··· DATA FOR PROCESSING ···

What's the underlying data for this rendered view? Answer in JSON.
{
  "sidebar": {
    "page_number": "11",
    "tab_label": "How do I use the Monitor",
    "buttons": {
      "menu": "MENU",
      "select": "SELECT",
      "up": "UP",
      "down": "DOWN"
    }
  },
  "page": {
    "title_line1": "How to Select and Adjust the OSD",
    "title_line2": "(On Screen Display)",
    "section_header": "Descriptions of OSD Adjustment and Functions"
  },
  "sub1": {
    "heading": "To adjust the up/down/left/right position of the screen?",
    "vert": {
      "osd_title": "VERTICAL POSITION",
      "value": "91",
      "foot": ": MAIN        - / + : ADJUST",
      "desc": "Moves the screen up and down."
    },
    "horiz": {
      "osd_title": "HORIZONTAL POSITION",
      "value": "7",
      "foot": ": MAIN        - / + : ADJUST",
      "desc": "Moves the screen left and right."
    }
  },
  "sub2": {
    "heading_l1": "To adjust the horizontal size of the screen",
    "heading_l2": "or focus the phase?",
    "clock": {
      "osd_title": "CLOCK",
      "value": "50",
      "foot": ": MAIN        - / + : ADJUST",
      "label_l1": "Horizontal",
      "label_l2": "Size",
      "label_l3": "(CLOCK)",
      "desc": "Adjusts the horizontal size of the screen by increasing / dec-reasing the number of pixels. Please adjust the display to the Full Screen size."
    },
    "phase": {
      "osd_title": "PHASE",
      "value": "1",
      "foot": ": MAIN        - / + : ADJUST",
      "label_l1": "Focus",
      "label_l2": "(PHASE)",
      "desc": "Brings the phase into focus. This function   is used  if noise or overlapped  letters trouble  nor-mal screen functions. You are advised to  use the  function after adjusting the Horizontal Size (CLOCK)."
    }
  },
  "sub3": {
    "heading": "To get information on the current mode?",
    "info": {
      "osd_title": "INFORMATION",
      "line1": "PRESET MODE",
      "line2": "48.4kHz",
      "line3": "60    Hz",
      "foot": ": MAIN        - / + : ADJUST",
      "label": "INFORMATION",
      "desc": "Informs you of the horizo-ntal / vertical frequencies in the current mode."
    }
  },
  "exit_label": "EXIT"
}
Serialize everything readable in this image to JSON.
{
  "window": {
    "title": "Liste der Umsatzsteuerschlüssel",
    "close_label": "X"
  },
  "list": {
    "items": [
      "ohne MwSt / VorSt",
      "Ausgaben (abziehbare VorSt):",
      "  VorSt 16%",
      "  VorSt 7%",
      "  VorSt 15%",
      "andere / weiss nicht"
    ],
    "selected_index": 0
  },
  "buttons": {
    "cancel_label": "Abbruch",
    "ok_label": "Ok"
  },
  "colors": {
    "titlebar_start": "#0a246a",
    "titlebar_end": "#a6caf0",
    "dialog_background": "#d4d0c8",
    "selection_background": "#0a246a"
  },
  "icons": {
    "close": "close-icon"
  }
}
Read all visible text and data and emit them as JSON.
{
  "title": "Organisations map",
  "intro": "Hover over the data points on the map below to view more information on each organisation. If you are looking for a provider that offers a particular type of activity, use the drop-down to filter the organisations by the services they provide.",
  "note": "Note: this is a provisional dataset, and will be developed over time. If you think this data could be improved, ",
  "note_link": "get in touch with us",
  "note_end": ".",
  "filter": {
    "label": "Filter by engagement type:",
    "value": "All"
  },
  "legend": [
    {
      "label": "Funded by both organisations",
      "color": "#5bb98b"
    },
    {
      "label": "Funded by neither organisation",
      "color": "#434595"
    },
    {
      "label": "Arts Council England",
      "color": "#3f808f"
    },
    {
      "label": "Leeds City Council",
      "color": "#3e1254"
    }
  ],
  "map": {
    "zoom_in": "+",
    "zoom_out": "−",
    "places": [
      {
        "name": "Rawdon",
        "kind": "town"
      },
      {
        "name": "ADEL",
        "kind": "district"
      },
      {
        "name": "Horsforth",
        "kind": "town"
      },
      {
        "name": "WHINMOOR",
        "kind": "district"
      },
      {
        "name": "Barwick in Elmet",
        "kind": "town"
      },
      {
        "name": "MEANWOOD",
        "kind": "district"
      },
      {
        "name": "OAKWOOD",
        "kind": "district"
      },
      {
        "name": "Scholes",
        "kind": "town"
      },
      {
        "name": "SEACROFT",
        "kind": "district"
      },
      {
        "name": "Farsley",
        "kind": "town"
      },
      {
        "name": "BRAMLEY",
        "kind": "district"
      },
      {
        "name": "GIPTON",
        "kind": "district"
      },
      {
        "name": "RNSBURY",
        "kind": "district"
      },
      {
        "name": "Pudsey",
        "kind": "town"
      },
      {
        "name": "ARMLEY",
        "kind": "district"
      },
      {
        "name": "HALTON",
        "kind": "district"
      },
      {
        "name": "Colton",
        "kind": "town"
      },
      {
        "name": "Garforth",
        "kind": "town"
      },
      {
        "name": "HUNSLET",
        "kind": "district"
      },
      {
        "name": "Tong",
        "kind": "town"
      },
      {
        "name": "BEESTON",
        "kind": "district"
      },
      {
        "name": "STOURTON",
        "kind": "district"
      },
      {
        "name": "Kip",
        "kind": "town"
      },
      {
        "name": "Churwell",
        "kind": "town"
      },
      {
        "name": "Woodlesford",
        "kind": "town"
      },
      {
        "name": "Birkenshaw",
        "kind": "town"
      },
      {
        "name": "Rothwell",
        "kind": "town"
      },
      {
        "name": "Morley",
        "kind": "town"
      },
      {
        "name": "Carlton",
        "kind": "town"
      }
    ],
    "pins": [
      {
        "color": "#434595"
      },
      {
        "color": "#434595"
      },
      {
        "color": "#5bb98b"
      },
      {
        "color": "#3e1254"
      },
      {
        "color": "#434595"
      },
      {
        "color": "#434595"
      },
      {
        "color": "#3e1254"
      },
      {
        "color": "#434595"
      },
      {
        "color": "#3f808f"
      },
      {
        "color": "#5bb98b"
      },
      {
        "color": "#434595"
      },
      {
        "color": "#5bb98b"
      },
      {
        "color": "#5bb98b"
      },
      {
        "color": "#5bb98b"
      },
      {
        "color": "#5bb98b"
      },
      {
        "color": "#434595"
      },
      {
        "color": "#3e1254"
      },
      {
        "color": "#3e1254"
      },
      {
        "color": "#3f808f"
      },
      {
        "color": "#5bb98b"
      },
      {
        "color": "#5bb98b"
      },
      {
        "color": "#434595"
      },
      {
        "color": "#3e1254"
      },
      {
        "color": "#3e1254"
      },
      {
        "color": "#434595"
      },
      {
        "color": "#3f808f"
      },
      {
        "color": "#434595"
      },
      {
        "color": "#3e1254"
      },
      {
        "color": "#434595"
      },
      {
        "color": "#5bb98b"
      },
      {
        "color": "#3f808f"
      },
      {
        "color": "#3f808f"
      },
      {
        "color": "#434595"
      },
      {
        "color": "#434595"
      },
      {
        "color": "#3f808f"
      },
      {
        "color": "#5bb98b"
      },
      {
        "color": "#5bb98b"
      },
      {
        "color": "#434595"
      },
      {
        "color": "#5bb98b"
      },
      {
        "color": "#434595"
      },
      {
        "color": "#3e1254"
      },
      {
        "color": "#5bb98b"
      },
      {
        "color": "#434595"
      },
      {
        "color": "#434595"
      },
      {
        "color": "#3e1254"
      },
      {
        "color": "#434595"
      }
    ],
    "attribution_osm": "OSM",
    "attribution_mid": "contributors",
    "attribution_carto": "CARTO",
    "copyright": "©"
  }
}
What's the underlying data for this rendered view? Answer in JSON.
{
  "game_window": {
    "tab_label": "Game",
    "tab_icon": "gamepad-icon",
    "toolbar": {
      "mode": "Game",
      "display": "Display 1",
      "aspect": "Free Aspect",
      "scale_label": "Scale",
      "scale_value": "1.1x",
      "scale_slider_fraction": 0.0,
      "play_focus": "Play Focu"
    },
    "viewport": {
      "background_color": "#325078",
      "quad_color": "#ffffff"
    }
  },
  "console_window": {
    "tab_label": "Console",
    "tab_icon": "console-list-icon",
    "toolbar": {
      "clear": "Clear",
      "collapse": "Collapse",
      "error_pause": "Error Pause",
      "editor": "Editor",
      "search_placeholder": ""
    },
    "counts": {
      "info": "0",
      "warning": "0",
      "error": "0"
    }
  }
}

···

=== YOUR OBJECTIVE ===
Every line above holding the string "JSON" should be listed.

=== PROBLEM SOLUTION ===
What's the underlying data for this rendered view? Answer in JSON.
Serialize everything readable in this image to JSON.
Read all visible text and data and emit them as JSON.
What's the underlying data for this rendered view? Answer in JSON.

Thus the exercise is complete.